Workers at Kellingley Colliery say they have been left “deflated” after scrapping an employee buyout deal to save the pit.
Members of the National Union of Mineworkers (NUM) were working on a deal, which would have seen workers invest £2,000 each to keep the site open until 2020.
But after meeting UK Coal’s chief operating officer Derek Parkin, the NUM said the deal would not raise enough to secure a future for the site.
Keith Poulson, NUM branch secretary at Kellingley, said UK Coal had told unions they would need to take on debts of Thoresby Colliery, in Nottinghamshire, which will also close at the end of next year.

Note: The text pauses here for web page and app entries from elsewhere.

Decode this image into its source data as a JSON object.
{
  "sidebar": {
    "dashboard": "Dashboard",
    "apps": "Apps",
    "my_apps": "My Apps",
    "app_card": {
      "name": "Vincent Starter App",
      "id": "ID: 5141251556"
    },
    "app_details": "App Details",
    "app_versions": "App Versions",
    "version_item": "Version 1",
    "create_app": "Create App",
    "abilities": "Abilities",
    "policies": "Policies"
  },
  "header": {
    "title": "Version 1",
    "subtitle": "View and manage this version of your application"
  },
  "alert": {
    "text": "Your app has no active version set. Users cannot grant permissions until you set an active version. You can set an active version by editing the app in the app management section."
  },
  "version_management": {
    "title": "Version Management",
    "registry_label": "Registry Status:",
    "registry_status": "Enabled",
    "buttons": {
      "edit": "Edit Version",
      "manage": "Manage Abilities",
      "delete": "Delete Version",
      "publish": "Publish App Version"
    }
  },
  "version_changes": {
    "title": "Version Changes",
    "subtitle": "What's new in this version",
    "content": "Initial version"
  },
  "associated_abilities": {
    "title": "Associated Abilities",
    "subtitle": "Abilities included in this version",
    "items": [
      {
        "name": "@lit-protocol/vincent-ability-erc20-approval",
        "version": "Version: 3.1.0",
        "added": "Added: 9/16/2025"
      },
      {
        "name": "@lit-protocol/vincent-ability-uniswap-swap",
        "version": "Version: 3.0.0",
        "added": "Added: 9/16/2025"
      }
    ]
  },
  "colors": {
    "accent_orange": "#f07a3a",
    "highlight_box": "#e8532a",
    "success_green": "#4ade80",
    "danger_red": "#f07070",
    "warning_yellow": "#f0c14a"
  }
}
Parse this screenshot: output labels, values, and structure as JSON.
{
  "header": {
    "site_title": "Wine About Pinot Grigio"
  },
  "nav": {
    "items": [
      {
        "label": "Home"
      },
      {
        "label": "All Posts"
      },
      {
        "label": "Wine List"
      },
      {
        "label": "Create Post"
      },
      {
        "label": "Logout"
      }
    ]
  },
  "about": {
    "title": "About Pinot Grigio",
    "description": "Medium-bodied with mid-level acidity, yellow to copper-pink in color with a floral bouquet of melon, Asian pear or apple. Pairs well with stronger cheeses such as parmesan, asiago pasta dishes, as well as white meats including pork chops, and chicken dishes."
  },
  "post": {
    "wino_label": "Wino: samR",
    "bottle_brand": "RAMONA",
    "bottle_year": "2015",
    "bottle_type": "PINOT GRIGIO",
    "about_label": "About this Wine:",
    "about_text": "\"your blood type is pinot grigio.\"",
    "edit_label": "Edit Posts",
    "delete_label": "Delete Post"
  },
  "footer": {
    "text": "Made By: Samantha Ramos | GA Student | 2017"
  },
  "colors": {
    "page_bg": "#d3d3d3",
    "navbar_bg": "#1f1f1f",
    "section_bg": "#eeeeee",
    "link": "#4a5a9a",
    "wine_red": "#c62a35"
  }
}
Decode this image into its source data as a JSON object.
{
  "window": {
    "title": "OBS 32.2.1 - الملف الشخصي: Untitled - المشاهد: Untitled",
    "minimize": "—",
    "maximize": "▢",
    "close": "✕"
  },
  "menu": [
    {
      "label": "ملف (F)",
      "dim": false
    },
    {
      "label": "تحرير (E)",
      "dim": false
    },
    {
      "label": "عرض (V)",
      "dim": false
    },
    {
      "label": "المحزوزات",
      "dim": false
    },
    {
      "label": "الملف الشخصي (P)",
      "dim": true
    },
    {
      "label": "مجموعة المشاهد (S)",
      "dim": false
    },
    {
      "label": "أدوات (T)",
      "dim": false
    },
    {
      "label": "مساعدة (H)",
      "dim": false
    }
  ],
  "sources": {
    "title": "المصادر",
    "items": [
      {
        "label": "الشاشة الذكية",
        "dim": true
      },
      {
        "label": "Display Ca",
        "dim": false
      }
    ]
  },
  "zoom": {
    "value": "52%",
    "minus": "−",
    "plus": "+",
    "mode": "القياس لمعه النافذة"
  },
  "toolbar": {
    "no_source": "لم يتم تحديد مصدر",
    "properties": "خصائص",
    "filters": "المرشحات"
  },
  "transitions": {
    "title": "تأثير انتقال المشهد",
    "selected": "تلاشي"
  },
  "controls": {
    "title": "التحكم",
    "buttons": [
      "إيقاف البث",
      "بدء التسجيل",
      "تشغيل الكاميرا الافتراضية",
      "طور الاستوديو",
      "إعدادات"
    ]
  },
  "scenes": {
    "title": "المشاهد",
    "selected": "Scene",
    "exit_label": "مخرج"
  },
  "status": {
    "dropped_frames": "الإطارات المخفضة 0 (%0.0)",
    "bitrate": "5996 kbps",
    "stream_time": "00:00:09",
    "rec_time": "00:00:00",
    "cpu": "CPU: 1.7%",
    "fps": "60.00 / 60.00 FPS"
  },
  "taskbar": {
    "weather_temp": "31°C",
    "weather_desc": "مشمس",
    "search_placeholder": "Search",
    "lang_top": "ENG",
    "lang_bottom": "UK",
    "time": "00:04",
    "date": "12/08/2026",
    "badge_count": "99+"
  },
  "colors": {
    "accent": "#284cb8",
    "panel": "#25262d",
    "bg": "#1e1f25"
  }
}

He added: “We are feeling really deflated. We never envisaged that we would incur the debts of Thorseby , which is around £8.5m.
“There is nothing else we can do because we have asked the workers to put in £2,000 of their own money and take a ten per cent wage reduction over the next five years and it still won’t be enough.”
A spokesman from UK Coal said the company was “bitterly disappointed” with NUM’s “false accusations.”
He added: “The company has spent a huge amount of time explaining what would be needed to make the employee buy-out scheme viable.
“At a meeting this week it was found that the steering committee had failed to pursue any of the recommendations made weeks earlier.
“A ‘heads buried in the sand’ approach had been adopted by some of the trade union officials.”
The pit is now expected to close by the end of next year, with the loss of 700 jobs, as part of a ‘managed closure.’
See next week’s Pontefract and Castleford Express for more.